Defend Against Predators or Run? Evolutionary Tradeoffs in Butterflyfish

How does a fish avoid being eaten by a bigger fish? Evolution could build up defenses such as spines or armor, or favor avoidance strategies such as quick reactions, swimming away and hiding. The rules of evolution are tough, so you cannot really have both, the argument goes.

But this hypothesis has been difficult to test in practice. Now Jennifer Hodge, a postdoctoral researcher working with Professor Peter Wainwright and colleagues in the UC Davis Department of Evolution and Ecology, College of Biological Sciences, has carried out a survey of hundreds of specimens of butterflyfish, carefully measuring their physical traits and defenses compared to feeding style.

Elastic Slingshot Powers Snipefish Feeding

The snipefish, an ocean-dwelling relative of the seahorse, has a very long, skinny snout ending in a tiny mouth. A recent study by UC Davis graduate student Sarah Longo shows that snipefish feed with an elastic-boosted head flick at almost unprecedented speed.

“At as little as two milliseconds, it’s among the fastest feeding events ever recorded for fish,” said Longo, now a postdoctoral researcher at Duke University.

Snipefish, seahorses and pipefish all have long, skinny snouts and use “pivot feeding” to capture food, Longo said, meaning that they pivot their head rapidly to bring their mouth up close to the prey and suck it in.

Thin snowpack is bad news, especially for salmon

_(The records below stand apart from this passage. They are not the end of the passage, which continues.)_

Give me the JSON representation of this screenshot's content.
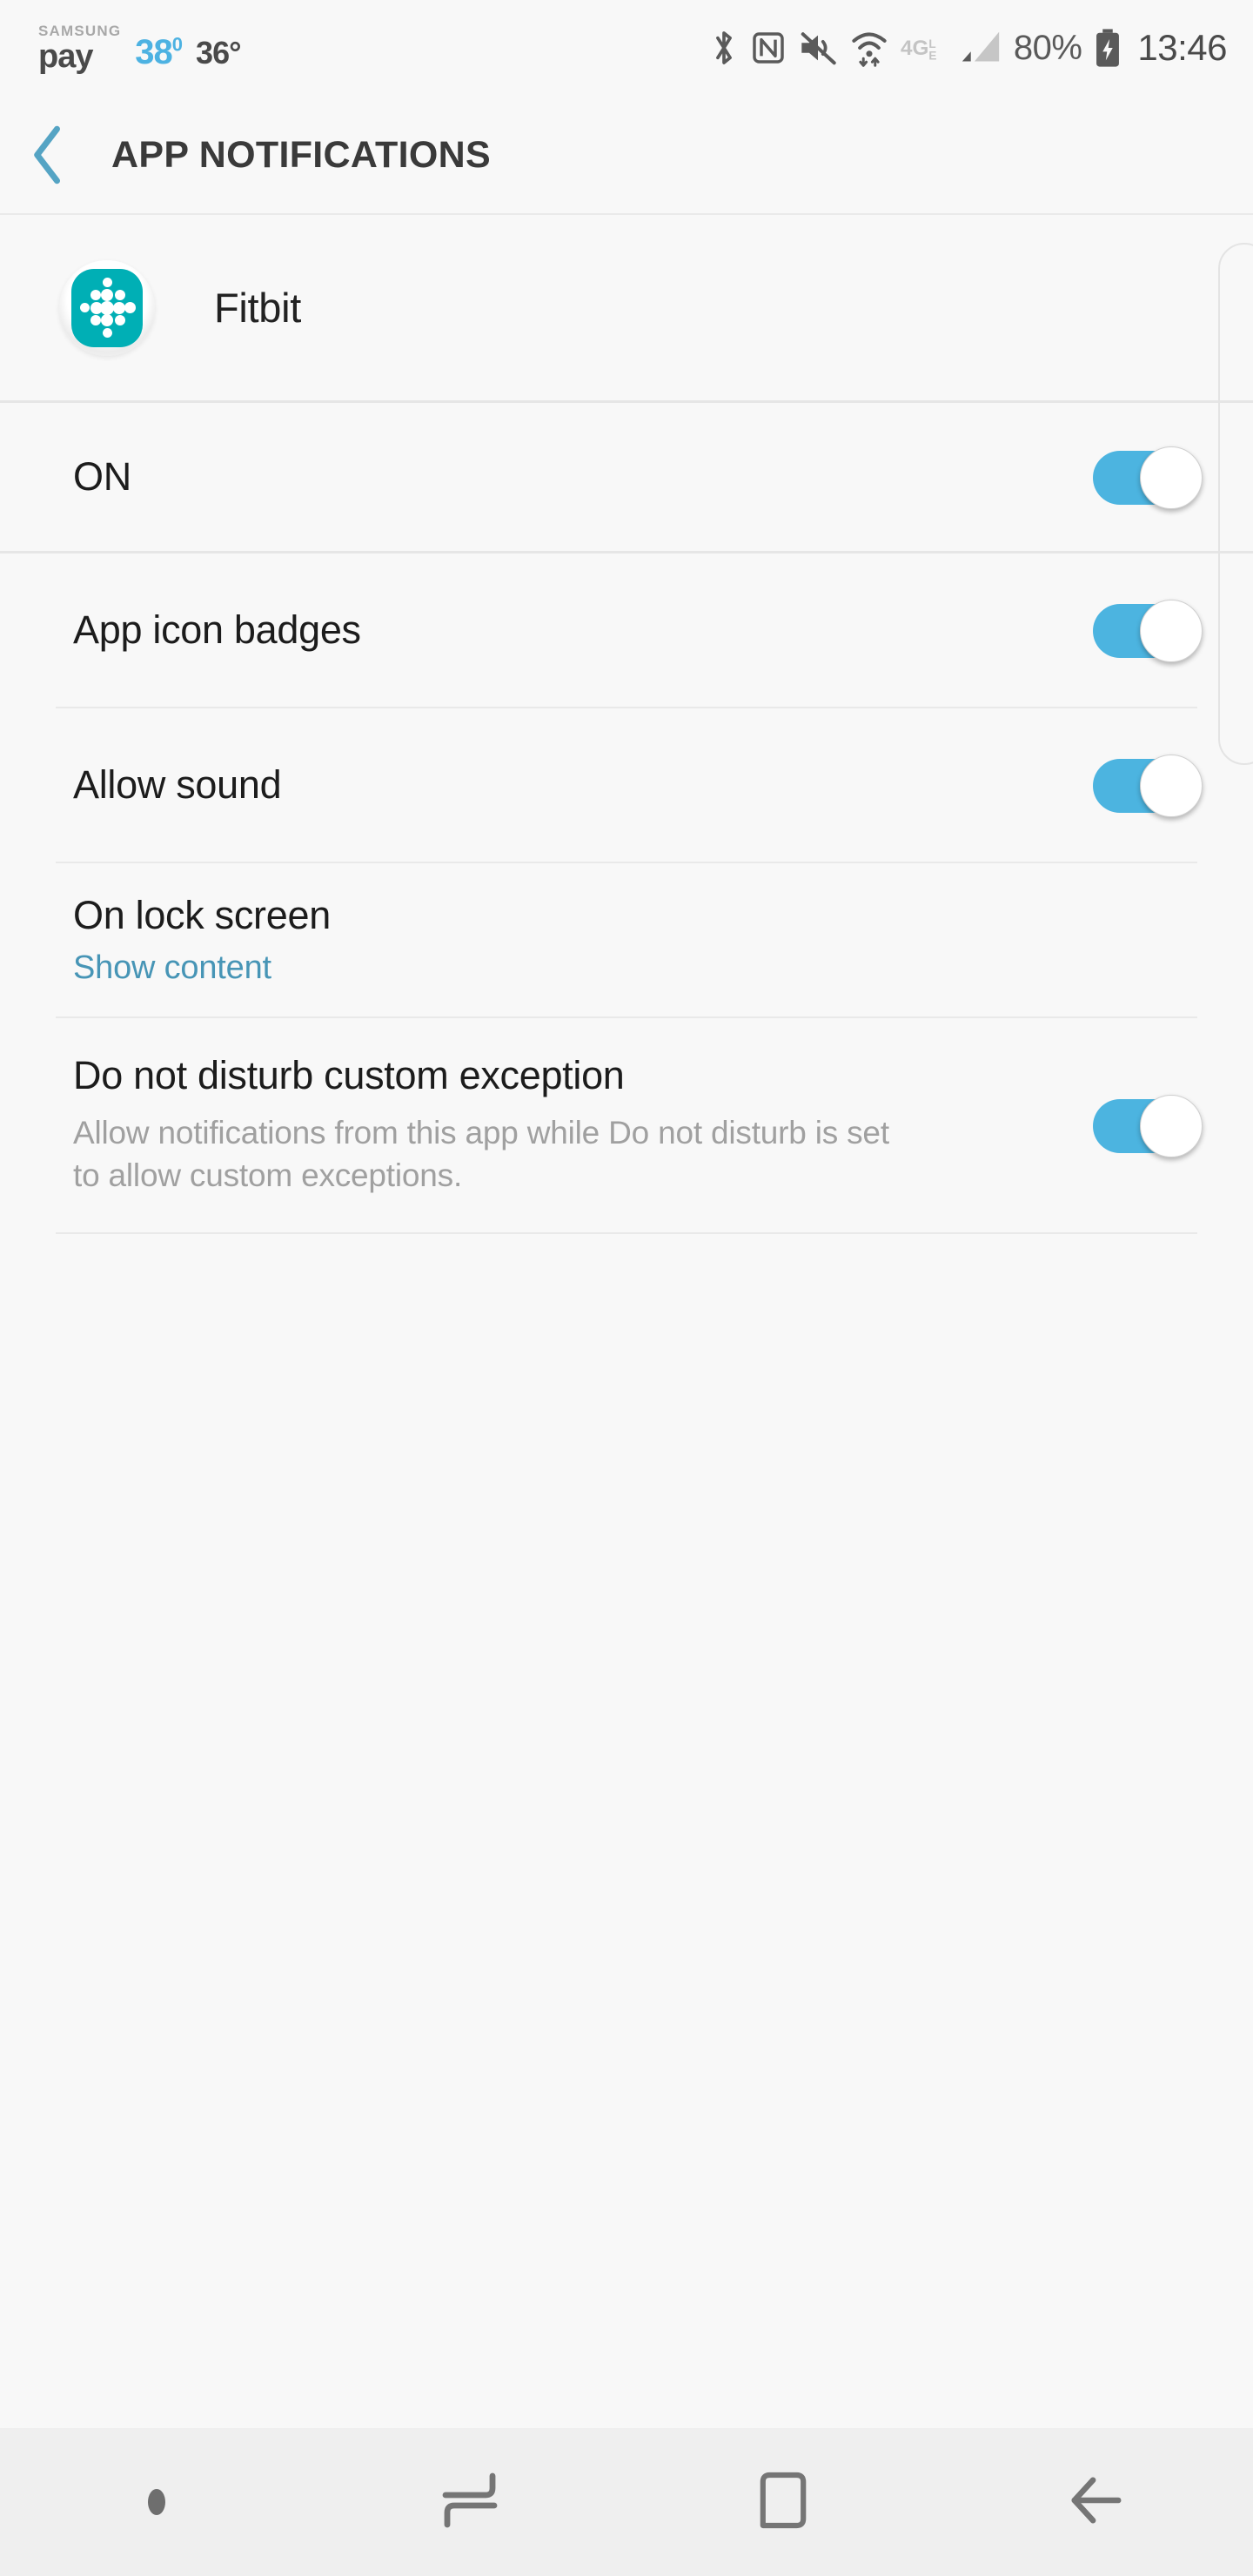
{
  "status_bar": {
    "samsung_pay_top": "SAMSUNG",
    "samsung_pay_bottom": "pay",
    "temp_primary": "38",
    "temp_primary_degree": "0",
    "temp_secondary": "36°",
    "battery_percent": "80%",
    "clock": "13:46",
    "icons": [
      "bluetooth-icon",
      "nfc-icon",
      "volume-mute-icon",
      "wifi-icon",
      "4glte-icon",
      "cell-signal-icon",
      "battery-charging-icon"
    ]
  },
  "app_bar": {
    "back_icon": "back-chevron-icon",
    "title": "APP NOTIFICATIONS"
  },
  "app_header": {
    "icon_name": "fitbit-app-icon",
    "app_name": "Fitbit"
  },
  "settings": [
    {
      "id": "master-on",
      "title": "ON",
      "subtitle": null,
      "subtitle_style": null,
      "control": "toggle",
      "toggle_on": true
    },
    {
      "id": "app-icon-badges",
      "title": "App icon badges",
      "subtitle": null,
      "subtitle_style": null,
      "control": "toggle",
      "toggle_on": true
    },
    {
      "id": "allow-sound",
      "title": "Allow sound",
      "subtitle": null,
      "subtitle_style": null,
      "control": "toggle",
      "toggle_on": true
    },
    {
      "id": "on-lock-screen",
      "title": "On lock screen",
      "subtitle": "Show content",
      "subtitle_style": "link",
      "control": "none",
      "toggle_on": null
    },
    {
      "id": "dnd-custom-exception",
      "title": "Do not disturb custom exception",
      "subtitle": "Allow notifications from this app while Do not disturb is set to allow custom exceptions.",
      "subtitle_style": "muted",
      "control": "toggle",
      "toggle_on": true
    }
  ],
  "nav_bar": {
    "items": [
      {
        "id": "nav-indicator-dot",
        "icon": "dot-indicator-icon"
      },
      {
        "id": "nav-recents",
        "icon": "recents-icon"
      },
      {
        "id": "nav-home",
        "icon": "home-icon"
      },
      {
        "id": "nav-back",
        "icon": "back-arrow-icon"
      }
    ]
  },
  "colors": {
    "accent_blue": "#4cb4e0",
    "link_blue": "#4795b6",
    "fitbit_teal": "#00afb5",
    "background": "#f8f8f8",
    "navbar_bg": "#efefef"
  }
}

State water officials announced yesterday that the Sierra snowpack is 61 percent of normal for this time of year, making for the third dry year in a row and raising the possibility of water rationing in California. (DWR press release here; a video is also available).

“We may be at the start of the worst California drought in modern history.  It’s imperative for Californians to conserve water immediately at home and in their businesses,” said Lester Snow, director of the state Department of Water Resources, in the press release.

Polluted Bay, deformed fish

A new study from UC Davis researchers shows that baby striped bass hatched from female fish collected from San Franciso Bay contain pollutants including flame retardants, industrial chemicals and pesticides passed on from their mothers. The hatchlings had damaged brains and livers, and grew more slowly than fish raised in clean water in a hatchery.

“This is one of the first studies examining the effects of real-world contaminant mixtures on growth and development in wildlife,” said study lead author David Ostrach, a research scientist at the UC Davis Center for Watershed Sciences. He said the findings have implications far beyond fish, because the estuary is the water source for two-thirds of the people and most of the farms in California.